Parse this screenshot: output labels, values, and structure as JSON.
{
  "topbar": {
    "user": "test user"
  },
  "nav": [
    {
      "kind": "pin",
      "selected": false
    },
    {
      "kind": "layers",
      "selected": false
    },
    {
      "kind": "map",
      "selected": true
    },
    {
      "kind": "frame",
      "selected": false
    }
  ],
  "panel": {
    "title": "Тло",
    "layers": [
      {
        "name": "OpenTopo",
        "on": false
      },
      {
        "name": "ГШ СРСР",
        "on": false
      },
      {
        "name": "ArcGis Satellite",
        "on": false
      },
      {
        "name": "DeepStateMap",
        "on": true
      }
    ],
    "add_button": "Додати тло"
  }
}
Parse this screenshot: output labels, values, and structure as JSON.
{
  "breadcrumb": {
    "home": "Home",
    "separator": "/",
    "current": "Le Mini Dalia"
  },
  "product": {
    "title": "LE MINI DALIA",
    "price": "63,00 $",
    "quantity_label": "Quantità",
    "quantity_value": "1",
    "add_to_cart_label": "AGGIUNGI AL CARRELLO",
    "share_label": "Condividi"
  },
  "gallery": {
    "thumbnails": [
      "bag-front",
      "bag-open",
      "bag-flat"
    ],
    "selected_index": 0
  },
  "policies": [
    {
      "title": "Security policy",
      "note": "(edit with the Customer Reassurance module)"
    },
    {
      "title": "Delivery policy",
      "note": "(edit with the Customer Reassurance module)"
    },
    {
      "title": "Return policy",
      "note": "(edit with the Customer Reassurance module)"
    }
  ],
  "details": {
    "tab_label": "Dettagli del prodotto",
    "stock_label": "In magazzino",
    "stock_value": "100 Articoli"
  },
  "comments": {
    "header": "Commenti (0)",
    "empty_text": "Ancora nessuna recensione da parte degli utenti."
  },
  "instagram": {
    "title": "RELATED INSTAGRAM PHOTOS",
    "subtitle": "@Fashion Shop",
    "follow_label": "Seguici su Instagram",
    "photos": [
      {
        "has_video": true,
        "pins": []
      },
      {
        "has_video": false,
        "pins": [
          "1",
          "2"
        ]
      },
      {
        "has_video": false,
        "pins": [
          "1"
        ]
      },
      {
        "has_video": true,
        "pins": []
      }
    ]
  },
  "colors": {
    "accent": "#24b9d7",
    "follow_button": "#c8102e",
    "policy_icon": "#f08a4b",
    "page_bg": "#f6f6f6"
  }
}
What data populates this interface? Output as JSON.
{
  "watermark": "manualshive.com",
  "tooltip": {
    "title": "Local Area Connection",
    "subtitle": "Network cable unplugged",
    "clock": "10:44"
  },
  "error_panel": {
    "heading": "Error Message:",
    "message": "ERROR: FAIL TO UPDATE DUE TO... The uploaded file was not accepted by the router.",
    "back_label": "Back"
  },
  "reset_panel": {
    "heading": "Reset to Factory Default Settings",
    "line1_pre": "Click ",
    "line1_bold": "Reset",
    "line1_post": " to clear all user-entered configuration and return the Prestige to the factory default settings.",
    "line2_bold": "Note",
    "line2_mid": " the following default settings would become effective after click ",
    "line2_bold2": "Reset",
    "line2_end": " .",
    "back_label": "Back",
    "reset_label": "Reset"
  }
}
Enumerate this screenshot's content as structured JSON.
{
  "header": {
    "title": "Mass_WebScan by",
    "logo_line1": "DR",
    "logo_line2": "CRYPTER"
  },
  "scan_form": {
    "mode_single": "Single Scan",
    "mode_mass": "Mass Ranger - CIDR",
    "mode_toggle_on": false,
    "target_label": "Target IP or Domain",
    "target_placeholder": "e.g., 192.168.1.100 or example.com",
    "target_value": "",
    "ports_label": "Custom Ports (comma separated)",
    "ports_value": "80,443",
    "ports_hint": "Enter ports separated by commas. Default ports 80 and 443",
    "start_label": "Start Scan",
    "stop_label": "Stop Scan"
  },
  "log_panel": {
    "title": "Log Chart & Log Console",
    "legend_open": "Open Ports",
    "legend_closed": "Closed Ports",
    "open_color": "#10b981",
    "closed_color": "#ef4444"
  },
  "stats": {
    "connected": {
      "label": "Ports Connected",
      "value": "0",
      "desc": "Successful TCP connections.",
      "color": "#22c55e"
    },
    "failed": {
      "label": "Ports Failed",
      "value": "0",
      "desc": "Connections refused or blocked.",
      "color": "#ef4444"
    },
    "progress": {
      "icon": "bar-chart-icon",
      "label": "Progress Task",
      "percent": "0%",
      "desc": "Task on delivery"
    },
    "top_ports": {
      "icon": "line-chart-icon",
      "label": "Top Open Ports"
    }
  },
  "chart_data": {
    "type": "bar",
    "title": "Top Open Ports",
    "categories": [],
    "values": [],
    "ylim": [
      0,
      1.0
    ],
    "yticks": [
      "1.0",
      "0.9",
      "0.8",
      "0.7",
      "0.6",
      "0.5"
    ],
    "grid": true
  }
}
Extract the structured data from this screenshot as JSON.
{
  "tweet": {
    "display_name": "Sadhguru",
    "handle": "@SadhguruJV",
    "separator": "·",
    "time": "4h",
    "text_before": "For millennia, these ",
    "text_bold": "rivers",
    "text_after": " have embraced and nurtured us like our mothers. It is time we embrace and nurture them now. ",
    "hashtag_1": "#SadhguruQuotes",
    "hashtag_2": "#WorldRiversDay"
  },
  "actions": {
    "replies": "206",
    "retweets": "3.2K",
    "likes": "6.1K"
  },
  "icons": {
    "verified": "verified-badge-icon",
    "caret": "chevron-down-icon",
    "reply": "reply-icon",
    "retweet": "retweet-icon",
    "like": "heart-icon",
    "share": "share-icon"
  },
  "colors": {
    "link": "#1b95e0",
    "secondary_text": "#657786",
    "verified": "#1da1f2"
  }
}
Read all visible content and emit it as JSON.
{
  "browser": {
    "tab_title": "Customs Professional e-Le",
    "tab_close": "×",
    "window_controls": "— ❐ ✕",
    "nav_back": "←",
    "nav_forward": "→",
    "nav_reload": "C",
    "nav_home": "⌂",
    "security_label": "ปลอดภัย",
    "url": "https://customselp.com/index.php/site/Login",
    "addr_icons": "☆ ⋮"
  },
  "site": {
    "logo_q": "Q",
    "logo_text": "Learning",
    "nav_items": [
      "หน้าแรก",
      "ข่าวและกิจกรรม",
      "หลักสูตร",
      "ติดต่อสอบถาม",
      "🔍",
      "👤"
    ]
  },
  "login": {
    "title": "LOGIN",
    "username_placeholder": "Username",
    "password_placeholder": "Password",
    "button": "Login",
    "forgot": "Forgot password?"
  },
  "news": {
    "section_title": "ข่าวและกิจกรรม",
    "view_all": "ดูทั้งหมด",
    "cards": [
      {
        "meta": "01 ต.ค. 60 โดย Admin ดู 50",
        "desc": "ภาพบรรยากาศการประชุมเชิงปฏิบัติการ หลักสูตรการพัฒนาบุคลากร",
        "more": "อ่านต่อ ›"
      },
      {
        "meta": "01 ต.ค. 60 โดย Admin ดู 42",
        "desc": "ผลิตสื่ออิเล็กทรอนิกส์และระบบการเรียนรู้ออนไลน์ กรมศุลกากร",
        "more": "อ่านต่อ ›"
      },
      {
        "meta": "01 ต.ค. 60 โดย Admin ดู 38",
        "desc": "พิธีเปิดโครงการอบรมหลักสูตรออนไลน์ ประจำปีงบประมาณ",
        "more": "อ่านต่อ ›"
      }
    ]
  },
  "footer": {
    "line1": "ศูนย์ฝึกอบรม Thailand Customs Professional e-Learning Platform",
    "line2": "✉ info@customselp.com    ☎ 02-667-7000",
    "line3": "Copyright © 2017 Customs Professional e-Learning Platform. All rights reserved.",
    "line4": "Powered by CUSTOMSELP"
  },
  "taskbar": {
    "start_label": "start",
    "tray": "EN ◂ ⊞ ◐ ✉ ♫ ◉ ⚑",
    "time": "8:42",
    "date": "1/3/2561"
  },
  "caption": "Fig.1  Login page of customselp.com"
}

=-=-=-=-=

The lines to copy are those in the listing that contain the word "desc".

      "desc": "Successful TCP connections.",
      "desc": "Connections refused or blocked.",
      "desc": "Task on delivery"
        "desc": "ภาพบรรยากาศการประชุมเชิงปฏิบัติการ หลักสูตรการพัฒนาบุคลากร",
        "desc": "ผลิตสื่ออิเล็กทรอนิกส์และระบบการเรียนรู้ออนไลน์ กรมศุลกากร",
        "desc": "พิธีเปิดโครงการอบรมหลักสูตรออนไลน์ ประจำปีงบประมาณ",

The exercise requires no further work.